Brenda McCue started reading her new murder mystery novel while in line to get her first dose of the COVID-19 vaccine. She guessed she might get through the first 100 pages before she left.
UF Health and the Alachua County Department of Health partnered to vaccinate 1,100 county residents at Ben Hill Griffin stadium Feb.5. The free vaccinations were by appointment only for Alachua County residents over the age of 65 who previously signed up through the health department.
County residents sat in padded metal chairs while waiting in line at the stadium’s Touchdown Terrace event center. The large room became a temporary home to 15 vaccination stations that stretched across the center of the space.
When their turn came, those in line sat down for their vaccinations. After receiving it, each person moved to one of the chairs lining the back of the room to wait 15 minutes so they could be monitored for adverse reactions to the vaccine.
McCue – who scheduled her test the week after Christmas – said she received a text notification Feb. 4 from the health department that she could book her appointment at the UF stadium.
“I was wondering if they had forgotten me,” she said.
The texts are part of a new online vaccination portal launched by the county’s health department Jan. 30. The online system allows people to schedule an appointment without the hassle of waiting on a call from the health department, administrator Paul Myers said.
The health department and UF Health are currently vaccinating about 1,000 people each day, Myers said, adding that the only limiting factor in the mass vaccination effort was the number of available doses.
“What you're seeing here today is just, you know, a soft start to see and work out some of the kinks and make sure it's as safe for everybody as possible,” he said.
The collaboration between UF Health and the county is a pilot test for the stadium’s regular use in future vaccinations, said Dr. Michael Lauzardo, head of UF Health’s Screen, Test & Protect program. The venue’s capacity and significance as a Gainesville landmark make it the perfect location for large scale vaccinations, Lauzardo said.
As rollouts are dependent on how many vaccines the state brings in, no timeline is set for low-risk groups, including UF students, he said.
Julius Gylys, a UF clinical psychology professor, took his mother-in-law to the stadium Friday to get her first shot. Gylys got his first dose of the vaccine a month ago.
“We feel so fortunate,” he said. “Until UF partnered with the health department, this wasn’t happening.”
Pamela Nolan, a Gainesville resident who registered for the vaccine in early January, said she is the first person she knows in the county to get vaccinated. Her son drove the short three miles from her home to the appointment at the stadium.
“I didn’t cry,” she said smiling as she got up from the seat where she was given the shot.

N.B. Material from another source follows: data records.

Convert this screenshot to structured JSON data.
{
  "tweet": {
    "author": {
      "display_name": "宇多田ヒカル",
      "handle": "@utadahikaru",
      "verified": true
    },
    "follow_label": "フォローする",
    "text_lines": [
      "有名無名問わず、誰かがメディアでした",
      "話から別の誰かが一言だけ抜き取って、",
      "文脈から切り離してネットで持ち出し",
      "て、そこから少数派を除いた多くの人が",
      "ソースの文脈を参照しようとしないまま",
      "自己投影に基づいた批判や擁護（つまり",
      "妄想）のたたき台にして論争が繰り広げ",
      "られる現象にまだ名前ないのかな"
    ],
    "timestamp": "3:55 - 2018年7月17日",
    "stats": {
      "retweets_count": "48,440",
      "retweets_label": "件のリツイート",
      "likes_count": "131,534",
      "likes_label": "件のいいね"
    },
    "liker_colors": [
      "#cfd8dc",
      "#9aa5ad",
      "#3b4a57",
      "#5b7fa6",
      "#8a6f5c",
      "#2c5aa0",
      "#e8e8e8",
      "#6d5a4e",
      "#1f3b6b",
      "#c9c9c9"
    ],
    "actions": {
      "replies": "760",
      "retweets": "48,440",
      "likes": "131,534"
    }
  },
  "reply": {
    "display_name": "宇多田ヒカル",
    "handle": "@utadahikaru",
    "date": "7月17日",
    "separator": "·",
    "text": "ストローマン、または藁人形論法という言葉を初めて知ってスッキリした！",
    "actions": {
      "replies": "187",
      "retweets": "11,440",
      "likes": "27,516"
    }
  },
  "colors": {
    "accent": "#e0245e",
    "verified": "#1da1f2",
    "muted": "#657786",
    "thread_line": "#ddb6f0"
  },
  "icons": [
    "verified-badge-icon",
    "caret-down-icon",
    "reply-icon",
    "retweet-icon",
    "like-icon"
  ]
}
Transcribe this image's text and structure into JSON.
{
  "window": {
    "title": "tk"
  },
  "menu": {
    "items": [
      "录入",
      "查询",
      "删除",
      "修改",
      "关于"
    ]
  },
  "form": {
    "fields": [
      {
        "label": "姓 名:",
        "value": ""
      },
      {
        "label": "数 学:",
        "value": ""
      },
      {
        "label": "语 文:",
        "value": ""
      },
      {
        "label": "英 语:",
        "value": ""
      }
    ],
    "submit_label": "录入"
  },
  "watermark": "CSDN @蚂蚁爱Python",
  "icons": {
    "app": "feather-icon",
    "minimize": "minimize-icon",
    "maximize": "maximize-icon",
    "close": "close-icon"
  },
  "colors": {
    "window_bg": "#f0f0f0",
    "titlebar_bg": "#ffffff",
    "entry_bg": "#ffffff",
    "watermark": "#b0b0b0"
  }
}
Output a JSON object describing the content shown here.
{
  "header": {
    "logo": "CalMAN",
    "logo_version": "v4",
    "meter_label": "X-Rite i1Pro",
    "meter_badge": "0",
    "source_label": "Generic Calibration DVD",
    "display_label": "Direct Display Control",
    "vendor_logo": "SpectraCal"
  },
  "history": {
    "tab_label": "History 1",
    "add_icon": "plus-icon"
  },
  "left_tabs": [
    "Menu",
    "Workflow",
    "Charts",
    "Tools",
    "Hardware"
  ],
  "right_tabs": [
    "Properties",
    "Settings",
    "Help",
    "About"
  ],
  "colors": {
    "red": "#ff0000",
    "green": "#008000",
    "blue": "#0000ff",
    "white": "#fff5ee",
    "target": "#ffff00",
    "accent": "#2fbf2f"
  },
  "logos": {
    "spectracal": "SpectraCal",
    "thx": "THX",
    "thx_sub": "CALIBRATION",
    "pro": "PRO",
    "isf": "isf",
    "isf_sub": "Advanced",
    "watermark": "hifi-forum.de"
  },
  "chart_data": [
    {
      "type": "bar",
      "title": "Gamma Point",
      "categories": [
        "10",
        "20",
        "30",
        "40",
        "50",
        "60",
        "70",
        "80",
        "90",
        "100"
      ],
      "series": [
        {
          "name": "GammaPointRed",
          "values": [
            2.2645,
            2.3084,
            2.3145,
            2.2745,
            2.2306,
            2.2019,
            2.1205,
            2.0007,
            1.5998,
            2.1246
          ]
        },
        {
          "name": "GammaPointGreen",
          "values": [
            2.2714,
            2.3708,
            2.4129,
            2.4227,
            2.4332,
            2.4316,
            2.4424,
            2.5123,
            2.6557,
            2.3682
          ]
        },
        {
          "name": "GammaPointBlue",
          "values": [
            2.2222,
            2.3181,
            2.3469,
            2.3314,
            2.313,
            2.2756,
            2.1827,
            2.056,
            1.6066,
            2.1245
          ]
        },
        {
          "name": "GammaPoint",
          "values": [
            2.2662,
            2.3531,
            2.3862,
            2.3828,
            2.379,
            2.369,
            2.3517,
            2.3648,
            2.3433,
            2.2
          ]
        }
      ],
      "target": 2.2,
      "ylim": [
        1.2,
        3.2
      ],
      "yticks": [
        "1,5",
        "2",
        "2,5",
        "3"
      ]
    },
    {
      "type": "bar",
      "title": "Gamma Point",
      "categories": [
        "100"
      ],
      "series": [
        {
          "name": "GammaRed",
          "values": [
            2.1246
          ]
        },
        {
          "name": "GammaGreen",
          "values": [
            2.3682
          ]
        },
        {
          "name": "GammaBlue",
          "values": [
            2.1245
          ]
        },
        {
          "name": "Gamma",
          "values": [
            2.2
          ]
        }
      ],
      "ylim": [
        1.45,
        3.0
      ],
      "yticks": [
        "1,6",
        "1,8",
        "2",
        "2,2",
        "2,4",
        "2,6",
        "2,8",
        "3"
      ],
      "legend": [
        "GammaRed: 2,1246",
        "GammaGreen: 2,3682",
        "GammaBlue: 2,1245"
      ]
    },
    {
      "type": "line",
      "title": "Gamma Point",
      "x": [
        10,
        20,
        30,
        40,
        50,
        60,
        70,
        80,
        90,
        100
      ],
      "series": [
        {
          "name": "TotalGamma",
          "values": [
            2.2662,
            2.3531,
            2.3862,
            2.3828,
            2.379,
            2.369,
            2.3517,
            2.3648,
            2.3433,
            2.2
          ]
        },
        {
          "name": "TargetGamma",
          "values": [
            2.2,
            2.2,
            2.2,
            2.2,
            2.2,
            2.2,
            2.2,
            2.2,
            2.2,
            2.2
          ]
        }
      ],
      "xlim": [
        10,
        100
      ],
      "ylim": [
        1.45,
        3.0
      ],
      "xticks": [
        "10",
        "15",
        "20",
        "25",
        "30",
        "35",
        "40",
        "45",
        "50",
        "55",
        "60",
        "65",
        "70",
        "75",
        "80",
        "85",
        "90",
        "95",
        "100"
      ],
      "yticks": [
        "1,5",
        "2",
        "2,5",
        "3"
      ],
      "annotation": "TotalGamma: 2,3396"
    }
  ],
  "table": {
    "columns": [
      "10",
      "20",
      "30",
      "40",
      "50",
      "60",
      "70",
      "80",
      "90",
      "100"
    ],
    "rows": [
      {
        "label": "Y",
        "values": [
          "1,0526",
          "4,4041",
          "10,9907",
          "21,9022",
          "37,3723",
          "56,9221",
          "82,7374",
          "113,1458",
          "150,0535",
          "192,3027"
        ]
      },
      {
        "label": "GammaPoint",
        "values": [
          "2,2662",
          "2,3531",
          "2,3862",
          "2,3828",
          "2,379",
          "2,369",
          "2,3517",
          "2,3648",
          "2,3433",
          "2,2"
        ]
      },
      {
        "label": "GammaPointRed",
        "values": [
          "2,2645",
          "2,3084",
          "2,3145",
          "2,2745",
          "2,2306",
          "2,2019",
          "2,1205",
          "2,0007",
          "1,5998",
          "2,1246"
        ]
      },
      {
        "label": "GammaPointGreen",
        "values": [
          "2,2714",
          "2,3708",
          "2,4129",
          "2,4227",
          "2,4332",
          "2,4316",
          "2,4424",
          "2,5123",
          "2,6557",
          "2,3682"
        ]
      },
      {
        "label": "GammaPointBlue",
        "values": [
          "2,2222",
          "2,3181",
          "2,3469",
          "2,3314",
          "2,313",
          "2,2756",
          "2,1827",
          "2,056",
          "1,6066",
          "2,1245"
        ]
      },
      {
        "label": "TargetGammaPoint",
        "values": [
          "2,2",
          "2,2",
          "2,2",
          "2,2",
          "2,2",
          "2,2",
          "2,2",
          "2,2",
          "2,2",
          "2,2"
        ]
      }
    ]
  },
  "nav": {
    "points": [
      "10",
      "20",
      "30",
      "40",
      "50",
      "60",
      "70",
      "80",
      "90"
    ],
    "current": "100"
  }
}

Twenty-eight UF pharmacy student volunteers worked in three shifts throughout the day in preparing doses of the vaccine.
The students received a great professional experience and co-curricular hours in UF’s pharmacy program, Associate Dean Shauna Buring said.
“I make sure the students go out and see so they know how much it means to the patients,” Buring said.
Screen, Test & Protect workers directed people with appointments to fill out consent forms and other loose ends. Sarah Weber, an STP worker, arrived at 7:30 a.m. to attend a briefing before checking people in, filling out documentation and addressing medical concerns.
But the preparation made the experience quick for the arrivals.
“My appointment was at 4 p.m., and I’m already done,” 70-year-old Alachua city resident Linda Chapman said at about 2:30 p.m. She spent her post-vaccination wait reading a newspaper.
She said she was getting the vaccine so she can travel to England in September.
Evangelos Christou, a UF professor in the department of applied physiology and kinesiology, said the vaccine made him feel liberated because he’s bringing his protection to the classroom and his patients. Christou teaches an in-person intramuscular physiology class and looks after patients with movement disorders.
“The whole setup has been really outstanding,” Christou said. “Everyone has been gracious and helpful.”
This article has been updated to reflect that the mass vaccination at Ben Hill Griffin Stadium happened Feb. 5, and Brenda McCue received her text notification Feb. 4. The Alligator initially reported otherwise.
Contact Jack Prator and Manny Rea at email@example.com and firstname.lastname@example.org. Follow them on Twitter @jack_prator and @ReaManny.
Manny Rea is a journalism sophomore and the current health reporter for The Alligator. He worked as a copy editor in his freshman year before moving over to the Avenue in summer 2020. He likes to listen to dollar-bin records and read comics, and he is patiently waiting to go back to movies and concerts.
Jack is a UF journalism sophomore covering the Gainesville City Commission. If he's not in a hammock at the plaza he is probably watching the Queen's Gambit for the fifth time.